[[ Data listing open ]]

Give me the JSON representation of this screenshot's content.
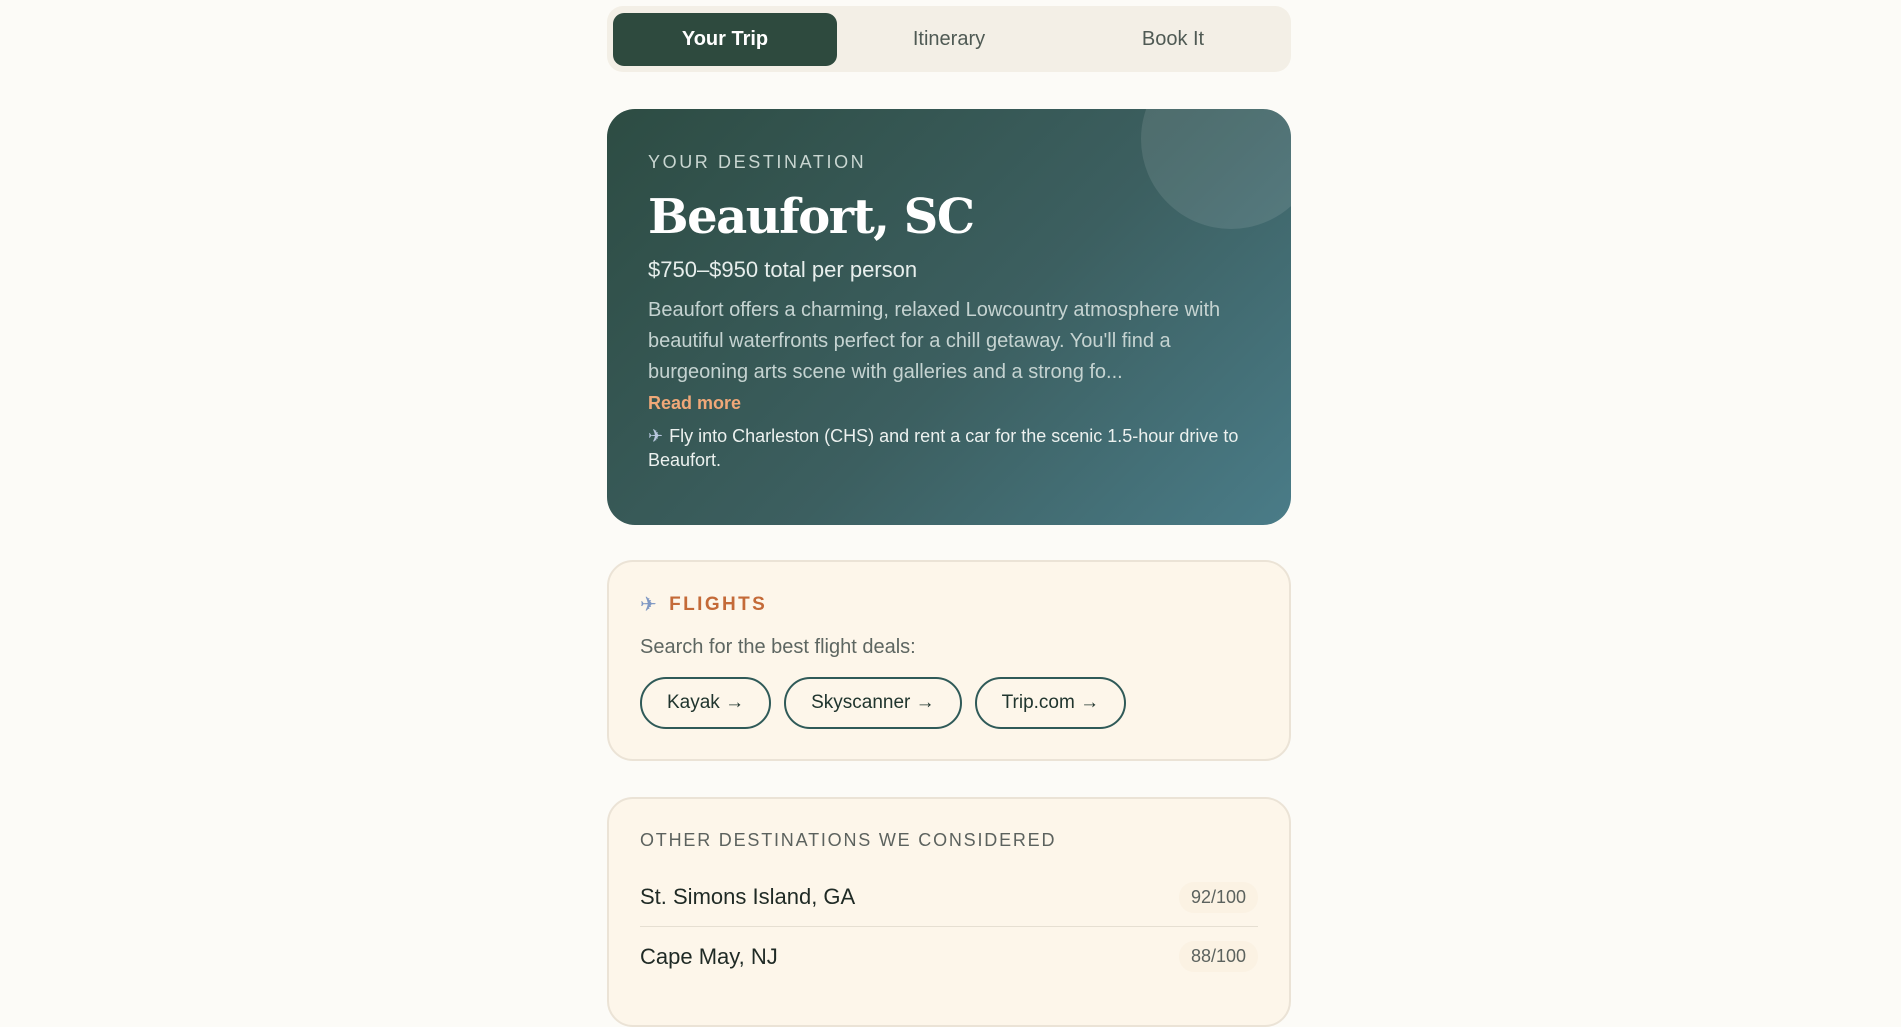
{
  "tabs": [
    {
      "label": "Your Trip",
      "active": true
    },
    {
      "label": "Itinerary",
      "active": false
    },
    {
      "label": "Book It",
      "active": false
    }
  ],
  "hero": {
    "kicker": "YOUR DESTINATION",
    "title": "Beaufort, SC",
    "price": "$750–$950 total per person",
    "description": "Beaufort offers a charming, relaxed Lowcountry atmosphere with beautiful waterfronts perfect for a chill getaway. You'll find a burgeoning arts scene with galleries and a strong fo...",
    "read_more": "Read more",
    "travel_icon": "✈",
    "travel_note": "Fly into Charleston (CHS) and rent a car for the scenic 1.5-hour drive to Beaufort."
  },
  "flights": {
    "icon": "✈",
    "title": "FLIGHTS",
    "subtitle": "Search for the best flight deals:",
    "links": [
      "Kayak →",
      "Skyscanner →",
      "Trip.com →"
    ]
  },
  "others": {
    "title": "OTHER DESTINATIONS WE CONSIDERED",
    "destinations": [
      {
        "name": "St. Simons Island, GA",
        "score": "92/100"
      },
      {
        "name": "Cape May, NJ",
        "score": "88/100"
      }
    ]
  }
}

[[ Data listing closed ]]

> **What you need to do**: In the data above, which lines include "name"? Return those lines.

> **Response to the exercise**:
        "name": "St. Simons Island, GA",
        "name": "Cape May, NJ",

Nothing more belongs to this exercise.